Redemption: Accomplished and Applied  John Murray’s book Redemption Accomplished and Applied is an outstanding biblical explanation of Christ’s work for us and in us.  I like this section where Murray talks about regeneration from John 3 – specifically 3:8: The wind blows wherever it pleases. You hear its sound, but you cannot tell where it comes from or where it is going. So it is with everyone born of the Spirit” (NIV).

“…We are instructed by our Lord that for entrance into the kingdom of God we are wholly dependent upon the action of the Holy Spirit, an action of the Holy Spirit which is compared to that action on the part of our parents by which we were born into the world.  We are as dependent upon the Holy Spirit as we are upon the action of our parents in connection with our natural birth.  We were not begotten by our father because we decided to be.  And we were not born of our mother because we decided to be.  We were simply begotten and were born.  We did not decide to be born.”

“This is the simple but too frequently overlooked truth which our Lord here teaches us.  We do not have spiritual perception of the kingdom of God nor do we enter into it because we willed to or decided to.  If this privilege is ours it is because the Holy Spirit willed it and here all rests upon the Holy Spirit’s decision and action.  He begets or bears when and where he pleases.”

“Is this not the burden of [John 3] verse 8?  Jesus there compares the action of the Spirit to the action of the wind.  The wind blows – this serves to illustrate the factuality, the certainty, the effect of the Spirit’s action.  The wind blows where it wills – this enforces the sovereignty of the Spirit’s action.  The wind is not at our beck and call; neither is the regenerative operation of the Spirit.  ‘Thou canst not tell whence it cometh, and whither it goeth’ – the Spirit’s work is mysterious.  All points up the sovereignty, efficacy, and inscrutability of the Holy Spirit’s work in regeneration.”

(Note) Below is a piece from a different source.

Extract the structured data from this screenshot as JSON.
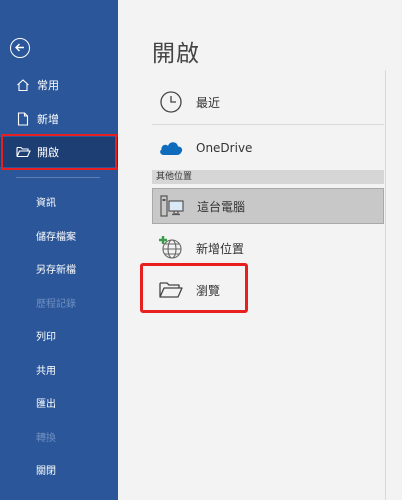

John Murray, Redemption Accomplished and Applied, p. 123.

shane lems